Scotland’s care system is crucial but it is in crisis argues Dave Watson
If ever there was a policy that showed us to be compassionate universalists its free personal care. Hailed as a triumph of Scottish egalitarianism, different from the rest of the UK, Scottish political parties fall over to credit themselves for introducing or improving it.
It is a strategic answer to one of our big national challenges, in this case an ageing population. In the past decade we have seen the number of centenarians in Scotland almost double while projections suggest that the population of Scotland will age significantly in the next decades, with the number of over 65s increasing by more than 50 per cent in a generation.
Free personal care is a legal right for all 65 year olds who are assessed by their local authority as needing it. A range of needs are assessed from counselling, mobility, food preparation, personal hygiene – bathing, showering, hair washing, shaving and tooth brushing – to simple medical treatments like applying creams or simple dressings; and assistance to get up and go to bed.
As the ageing population has increased so have these needs, and the costs in delivering them, in fact by 160 per cent since it was introduced by the Labour-Liberal coalition in 2002. The Scottish Government highlights the success of the policy, more people are being cared for at home rather than hospitals or care homes. This is true and to be applauded. But there-in lies the problem.
Our NHS is also being squeezed. More pressure is heaped on to move patients from hospitals to being cared for at home by local authorities who, by the way, have taken the brunt of the cuts since 2007.
Unison represent the workforce – an army of low paid (mostly) women and their managers – who have the task of delivering free personal care. They give us a more complex, less compassionate picture.
Patients are getting more difficult to handle. They are being kept at home with more serious illnesses and a home care workforce are being asked to use more and more equipment to handle them like hoists and stand aids, which are difficult to use on carpets and in small spaces. More patients are seriously overweight and difficult for two never mind one carer to handle.
Care workers have no choice but to administer medicines which are not in their job description and they carry out tasks they have not had the training to do. They are being asked to fit more and more into 15-minute care slots meaning they have less time to spend talking and listening to their patients.
The workforce, say they do a lot more (mostly unpaid) overtime. They get calls on their days off asking them to take on more shifts. Some fight to be able to take annual leave. As one Unison member told us: “We don’t get any downtime. I am so exhausted that when I get home I am not able to enjoy my own home life.”

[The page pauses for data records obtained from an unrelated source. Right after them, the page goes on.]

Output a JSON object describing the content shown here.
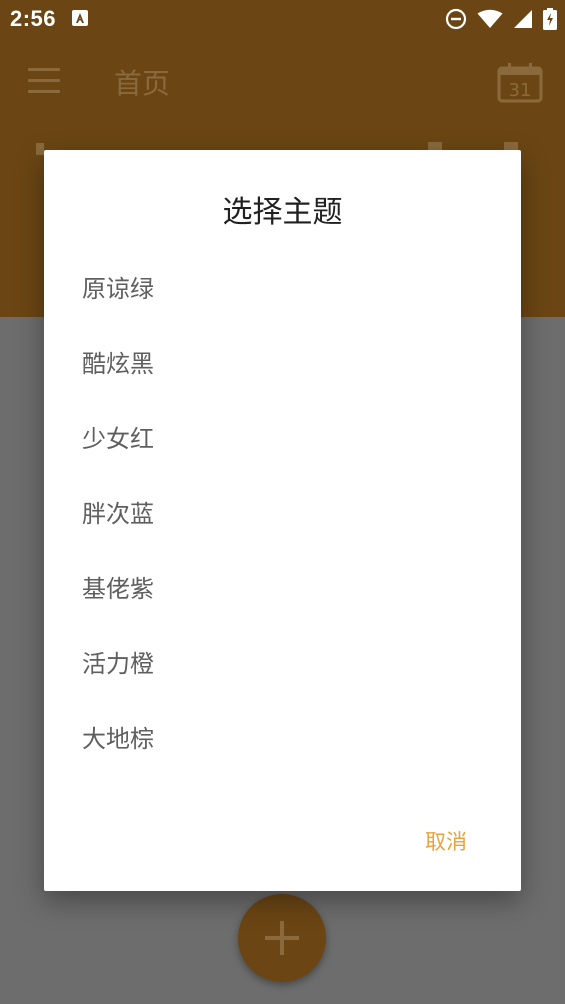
{
  "status_bar": {
    "time": "2:56",
    "icons": [
      "a-notification-icon",
      "do-not-disturb-icon",
      "wifi-icon",
      "signal-icon",
      "battery-charging-icon"
    ]
  },
  "toolbar": {
    "title": "首页",
    "calendar_day": "31",
    "menu_icon": "menu-icon",
    "calendar_icon": "calendar-icon"
  },
  "dialog": {
    "title": "选择主题",
    "options": [
      {
        "label": "原谅绿"
      },
      {
        "label": "酷炫黑"
      },
      {
        "label": "少女红"
      },
      {
        "label": "胖次蓝"
      },
      {
        "label": "基佬紫"
      },
      {
        "label": "活力橙"
      },
      {
        "label": "大地棕"
      }
    ],
    "cancel_label": "取消"
  },
  "fab": {
    "icon": "plus-icon"
  },
  "colors": {
    "app_bar": "#6b4614",
    "scrim_background": "#6d6d6d",
    "dialog_background": "#ffffff",
    "accent": "#e8a33c",
    "option_text": "#5f5f5f",
    "title_text": "#212121"
  }
}
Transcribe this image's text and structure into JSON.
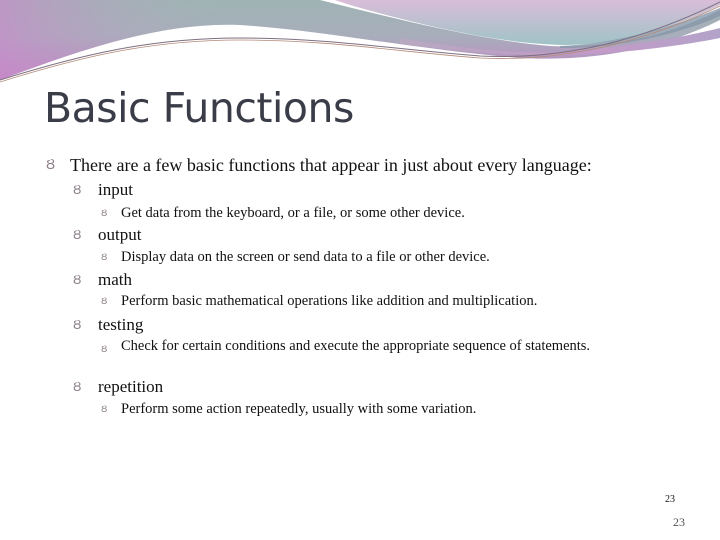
{
  "slide": {
    "title": "Basic Functions",
    "bullet_icon": "curl-bullet-icon",
    "bullet_glyph": "Ȣ",
    "intro": "There are a few basic functions that appear in just about every language:",
    "functions": [
      {
        "name": "input",
        "description": "Get data from the keyboard, or a file, or some other device."
      },
      {
        "name": "output",
        "description": "Display data on the screen or send data to a file or other device."
      },
      {
        "name": "math",
        "description": "Perform basic mathematical operations like addition and multiplication."
      },
      {
        "name": "testing",
        "description": "Check for certain conditions and execute the appropriate sequence of statements."
      },
      {
        "name": "repetition",
        "description": "Perform some action repeatedly, usually with some variation."
      }
    ],
    "page_number": "23",
    "footer_page_number": "23"
  },
  "theme": {
    "title_color": "#3a3c48",
    "wave_teal": "#9fb3b4",
    "wave_pink": "#c48ac4",
    "wave_lavender": "#d6bfd8",
    "wave_aqua": "#a7c4c6"
  }
}
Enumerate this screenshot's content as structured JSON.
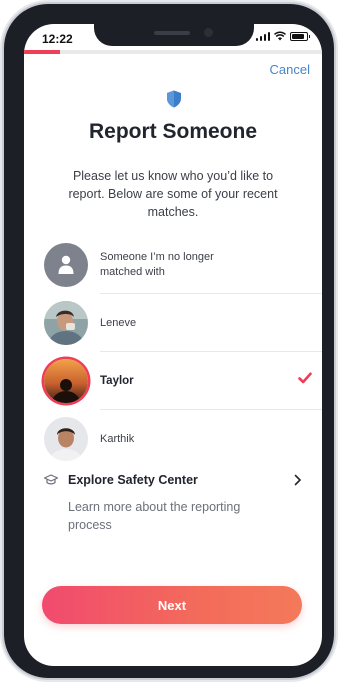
{
  "status": {
    "time": "12:22",
    "battery_level": 0.85
  },
  "progress": {
    "fraction": 0.12,
    "color": "#ef3e56"
  },
  "header": {
    "cancel_label": "Cancel",
    "icon": "shield-icon"
  },
  "page": {
    "title": "Report Someone",
    "subtitle": "Please let us know who you’d like to report. Below are some of your recent matches."
  },
  "matches": [
    {
      "name": "Someone I’m no longer matched with",
      "avatar": "generic-person-icon",
      "selected": false
    },
    {
      "name": "Leneve",
      "avatar": "photo",
      "selected": false
    },
    {
      "name": "Taylor",
      "avatar": "photo",
      "selected": true
    },
    {
      "name": "Karthik",
      "avatar": "photo",
      "selected": false
    }
  ],
  "safety": {
    "icon": "graduation-cap-icon",
    "title": "Explore Safety Center",
    "description": "Learn more about the reporting process"
  },
  "footer": {
    "next_label": "Next"
  },
  "colors": {
    "accent": "#ef3e56",
    "link": "#4a84c9",
    "shield": "#3b7ec9"
  }
}
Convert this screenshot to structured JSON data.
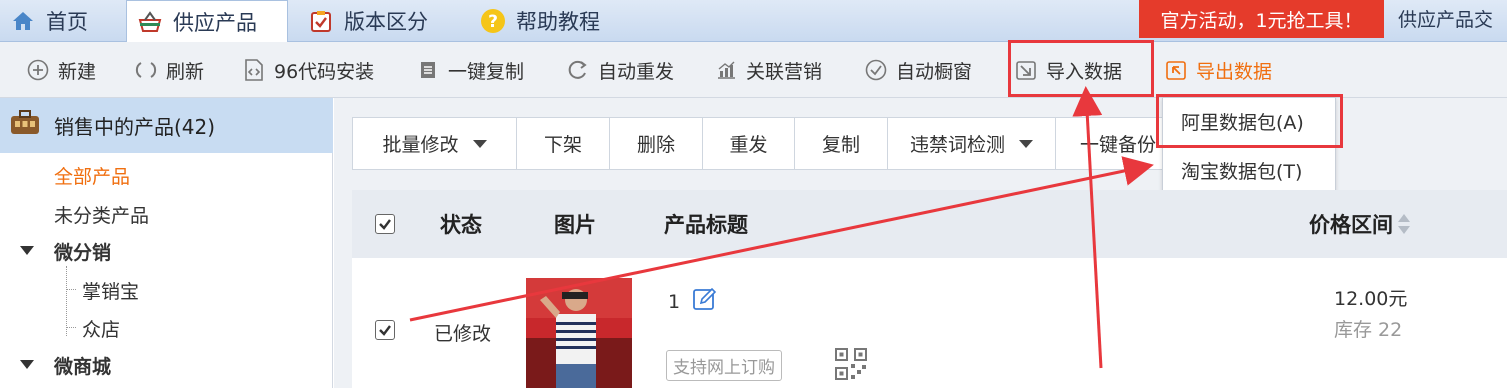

The real issue is that no matter the time allocated, squeezed budgets mean squeezed managers who have to squeeze as much out the workforce as possible to get this vital service delivered. This is not a compassionate service for a growing elderly population. It’s a policy with serious problems. I can come to no other conclusion other than free personal care needs a full-scale review asking how we ensure that we can really care for an ageing population putting compassion at the centre of the service.
• Dave Watson is head of policy and public affairs at Unison Scotland